For a government that likes military action but not losing American lives, drones are the next big thing. Drones have been, and will continue to be, used in more and more applications outside the military, including citizen surveillance and natural disaster research.
But military spending is what is driving optimization and the U.S. Department of Defense reports that drone accidents happen 50 times more often than mishaps involving human-operated aircraft. The U.S. Army and U.S. Marine Corps reported 43 mishaps that involved human factors issues associated with drone ground control workstations and technology during the years 2006 and 2007.
Human factors/ergonomics researchers Qaisar Waraich, Thomas Mazzuchi, Shahram Sarkani, and David F. Rico suggest that such multimillion-dollar drone losses might be prevented if long-established and broadly applied ergonomics workstation design standards had been used in designing workstations used by ground controllers.
The authors propose applying long-established commercial computer workstation standards, particularly ANSI/HFES 100-2007 Human Factors Engineering of Computer Workstations, in the absence of more specific guidelines for drone ground control workstations or a federal agency that is responsible for setting workstation standards.
Waraich et al. interviewed 20 drone operators about their ground control workstations, finding up to 98% similarity between input/output devices used in ground control workstations and those used for general purposes. Therefore, results, the authors posit that standards that have been used to improve general-purpose workstations could have the same result for drone operators' workstations. The researchers included UAS designers with the U.S. Navy, systems engineering researchers from George Washington University, and engineers from top airframe manufacturers.

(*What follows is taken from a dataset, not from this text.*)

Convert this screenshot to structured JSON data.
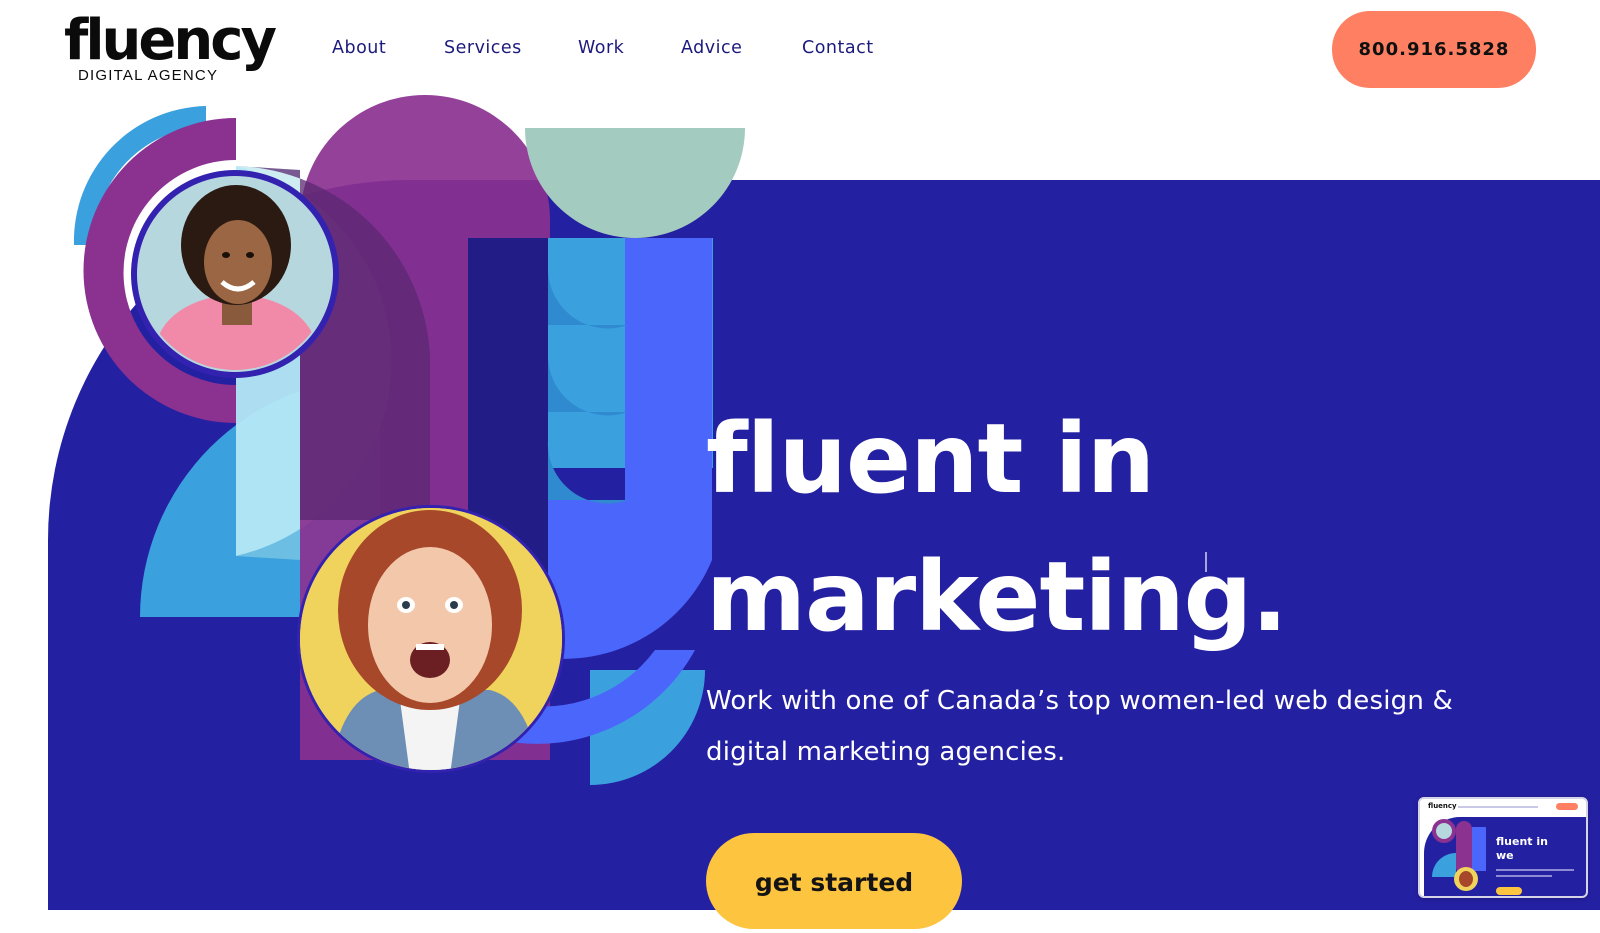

Application of design guidelines from ANSI/HFES 2007-100 might have prevented the awkward placement of a landing gear button and the subsequent loss of a $1.5-million drone in 2006. Similarly, had design guidelines been applied for reducing glare from a computer screen, a drone operator might not have mistakenly shut off engines midair, resulting in the loss of a $4.34 million drone.
"The application of this standard could help to ensure that operator workstation equipment and layouts have been designed with human compatibility considerations," says Waraich. "Commercial computer workstation standards provide quantitative parameters based on empirical data and well-established HF/E engineering practices."
Published in Ergonomics in Design